San Francisco

Herbert Ferber

San Francisco Museum of Art

From the size of this exhibition, the enormous cost of transporting and setting up the large number of works shown, as well as the lavish sixty-four page catalog, with its omniscient introduction by Wayne Andersen of the Walker Art Center, one would naturally expect to be viewing the work of a major and important contributor to the twentieth-century sculptural idiom, at least equivalent in inventiveness and performance to such artists as David Smith, Henry Moore and Giacometti. Add to this Ferber’s reputation for high intelligence and upright humanism, his friendship with some of the best artistic minds in America, plus high acclaim by some of the most important critics, and it is something of a shock to examine the works and be forced to the conclusion that he is at best only a second rate sculptor whose work is often dull. Consistently, and throughout Ferber’s work, is a single unitary theme—caricature, that is, grotesque representation by overemphasis of characteristic traits rather than any fine and deep sculptural touch. In a word, his work is totally lacking in nobility.

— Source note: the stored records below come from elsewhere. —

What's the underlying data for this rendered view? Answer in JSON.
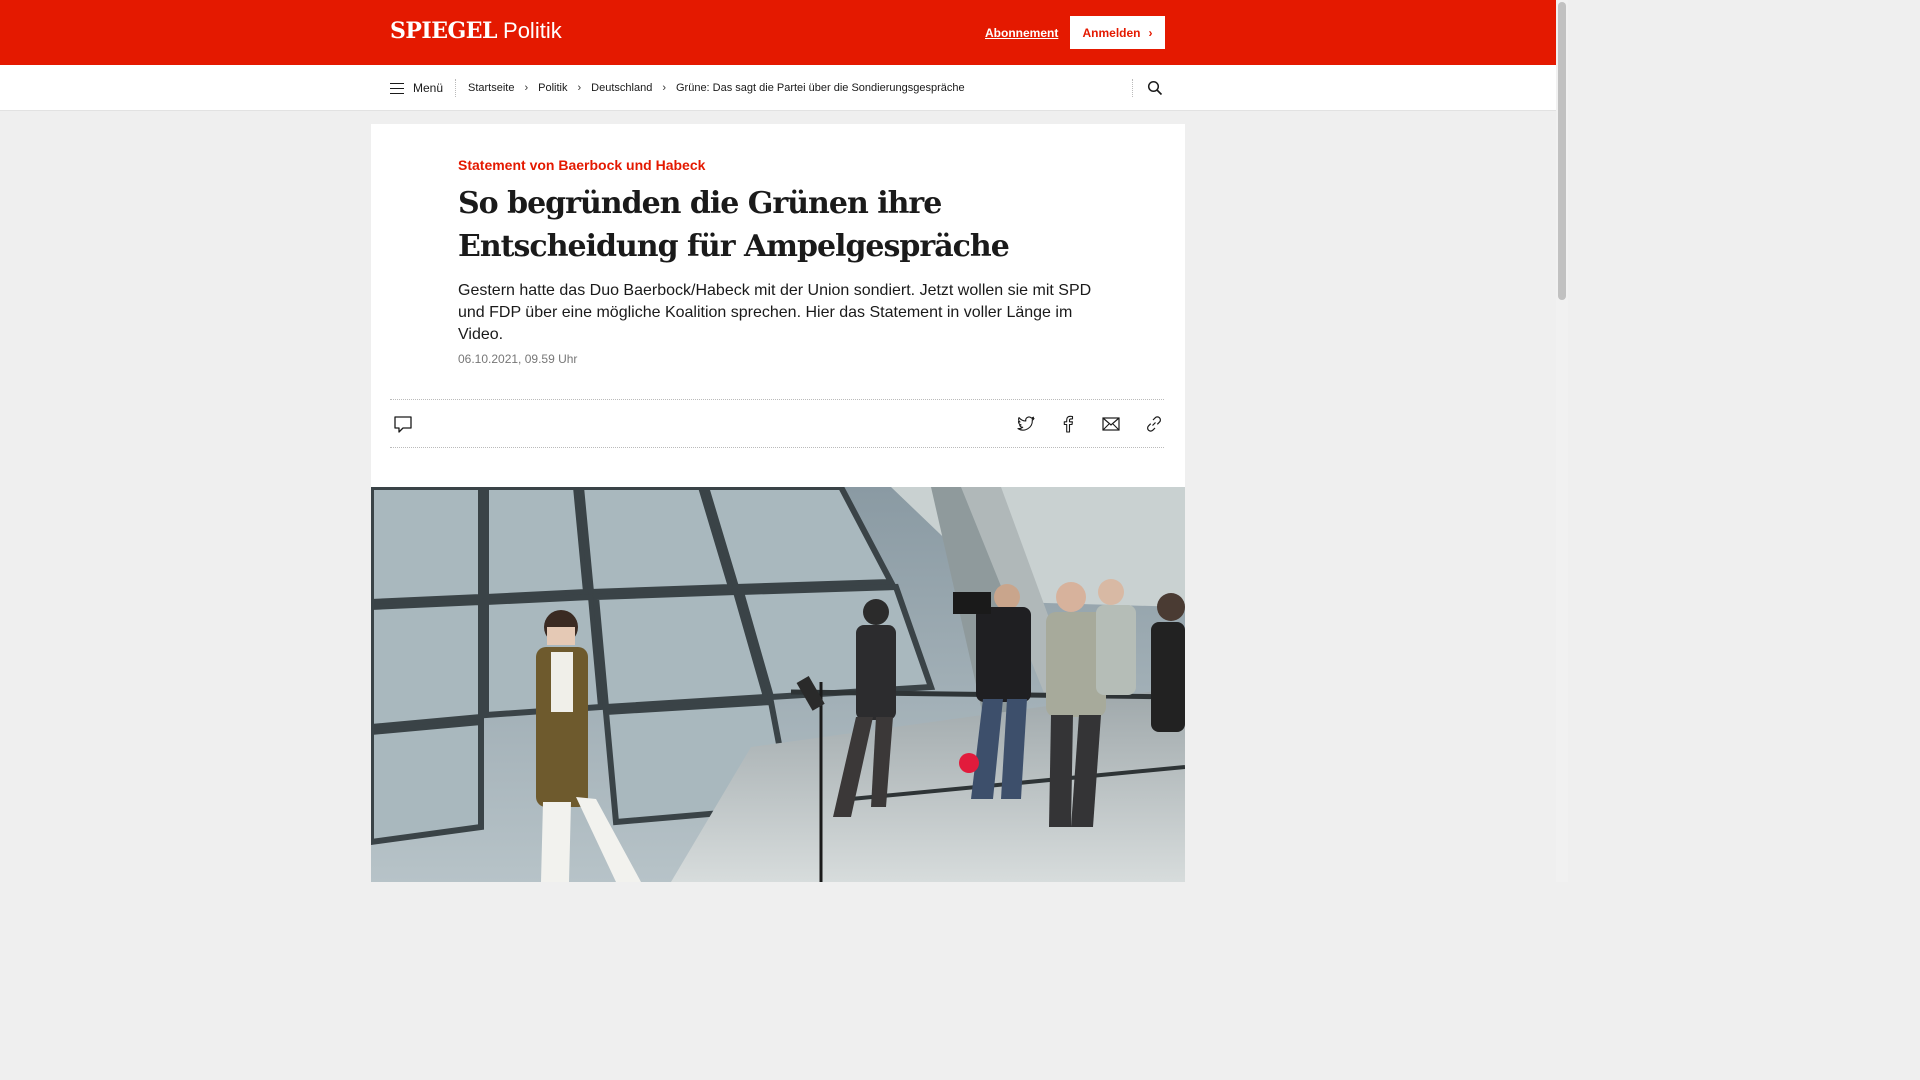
{
  "header": {
    "brand": "SPIEGEL",
    "section": "Politik",
    "subscription_link": "Abonnement",
    "login_button": "Anmelden",
    "brand_color": "#e41900"
  },
  "nav": {
    "menu_label": "Menü",
    "breadcrumbs": [
      "Startseite",
      "Politik",
      "Deutschland",
      "Grüne: Das sagt die Partei über die Sondierungsgespräche"
    ],
    "search_icon": "search-icon"
  },
  "article": {
    "kicker": "Statement von Baerbock und Habeck",
    "headline": "So begründen die Grünen ihre Entscheidung für Ampelgespräche",
    "teaser": "Gestern hatte das Duo Baerbock/Habeck mit der Union sondiert. Jetzt wollen sie mit SPD und FDP über eine mögliche Koalition sprechen. Hier das Statement in voller Länge im Video.",
    "date": "06.10.2021, 09.59 Uhr"
  },
  "share": {
    "icons": [
      "comment-icon",
      "twitter-icon",
      "facebook-icon",
      "mail-icon",
      "link-icon"
    ]
  }
}
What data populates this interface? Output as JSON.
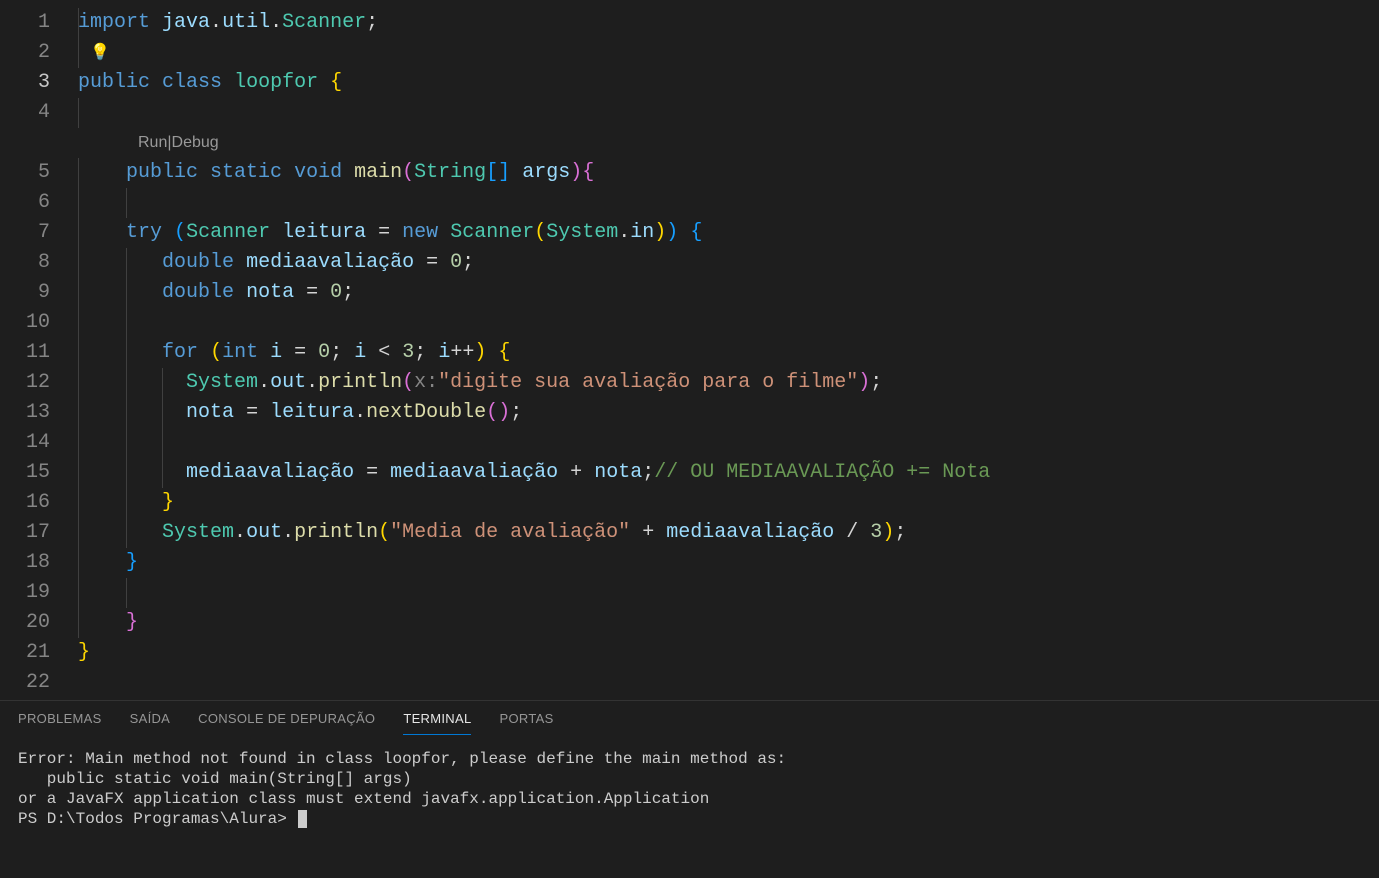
{
  "gutter": {
    "lines": [
      "1",
      "2",
      "3",
      "4",
      "5",
      "6",
      "7",
      "8",
      "9",
      "10",
      "11",
      "12",
      "13",
      "14",
      "15",
      "16",
      "17",
      "18",
      "19",
      "20",
      "21",
      "22"
    ],
    "active": 3
  },
  "codelens": {
    "run": "Run",
    "sep": " | ",
    "debug": "Debug"
  },
  "code": {
    "l1_import": "import",
    "l1_pkg": "java",
    "l1_util": "util",
    "l1_scanner": "Scanner",
    "l3_public": "public",
    "l3_class": "class",
    "l3_name": "loopfor",
    "l3_brace": "{",
    "l5_public": "public",
    "l5_static": "static",
    "l5_void": "void",
    "l5_main": "main",
    "l5_string": "String",
    "l5_args": "args",
    "l7_try": "try",
    "l7_scannerT": "Scanner",
    "l7_leitura": "leitura",
    "l7_new": "new",
    "l7_scannerC": "Scanner",
    "l7_system": "System",
    "l7_in": "in",
    "l8_double": "double",
    "l8_media": "mediaavaliação",
    "l8_zero": "0",
    "l9_double": "double",
    "l9_nota": "nota",
    "l9_zero": "0",
    "l11_for": "for",
    "l11_int": "int",
    "l11_i1": "i",
    "l11_zero": "0",
    "l11_i2": "i",
    "l11_three": "3",
    "l11_i3": "i",
    "l12_system": "System",
    "l12_out": "out",
    "l12_println": "println",
    "l12_hint": "x:",
    "l12_str": "\"digite sua avaliação para o filme\"",
    "l13_nota": "nota",
    "l13_leitura": "leitura",
    "l13_nextDouble": "nextDouble",
    "l15_media1": "mediaavaliação",
    "l15_media2": "mediaavaliação",
    "l15_nota": "nota",
    "l15_cmt": "// OU MEDIAAVALIAÇÃO += Nota",
    "l17_system": "System",
    "l17_out": "out",
    "l17_println": "println",
    "l17_str": "\"Media de avaliação\"",
    "l17_media": "mediaavaliação",
    "l17_three": "3"
  },
  "panel": {
    "tabs": {
      "problems": "PROBLEMAS",
      "output": "SAÍDA",
      "debug": "CONSOLE DE DEPURAÇÃO",
      "terminal": "TERMINAL",
      "ports": "PORTAS"
    },
    "terminal": {
      "l1": "Error: Main method not found in class loopfor, please define the main method as:",
      "l2": "   public static void main(String[] args)",
      "l3": "or a JavaFX application class must extend javafx.application.Application",
      "l4": "PS D:\\Todos Programas\\Alura> "
    }
  }
}
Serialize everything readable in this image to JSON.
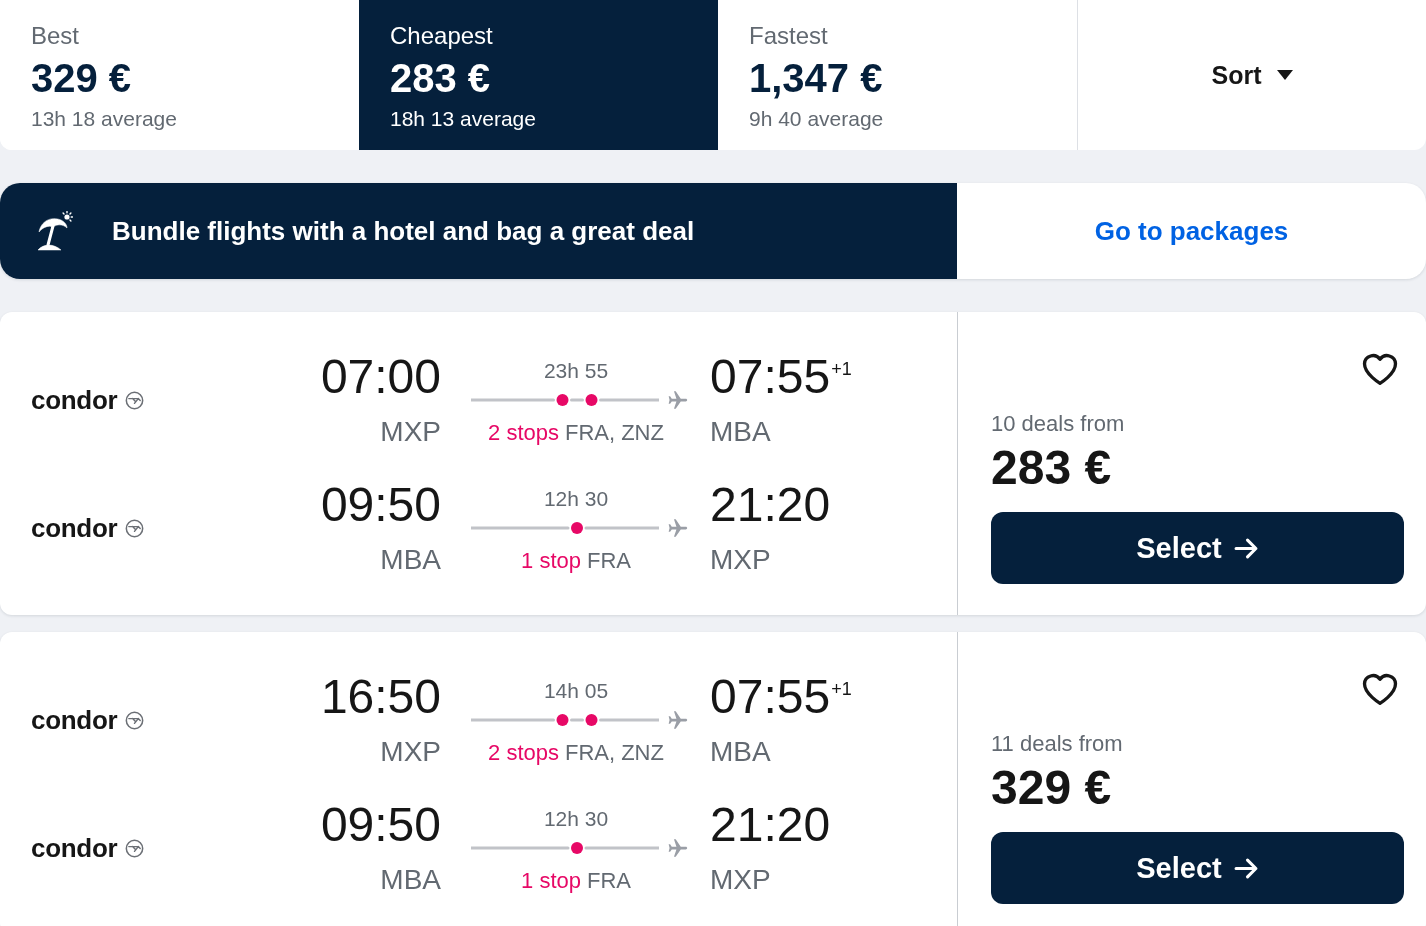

It would seem but for abstract expressionism, primarily a painterly concept, Ferber would have remained, like many other sculptors in America, hanging onto the coat-tails of Moore, Zadkine and other Europeans. By grafting this most powerful and revolutionary vista of the paint act onto sculpture, an essentially fake and non sculptural contemporaneousness appears and Ferber’s sculpture reeks of it. He is also well known for his much publicized and massive “sculpture as an environment,” which is discussed not only at length but with impressive claims in the catalog, proclaiming Ferber as an innovator who is complimentary to both Frank Lloyd Wright and Kiesler. On examination, the sculpture on which the claim is based proves to be very little different in its space concept, to that of a dead and sawn-off tree, imbedded in an apron of concrete and surrounded by the cage of the monkeys in the zoo.

John Coplans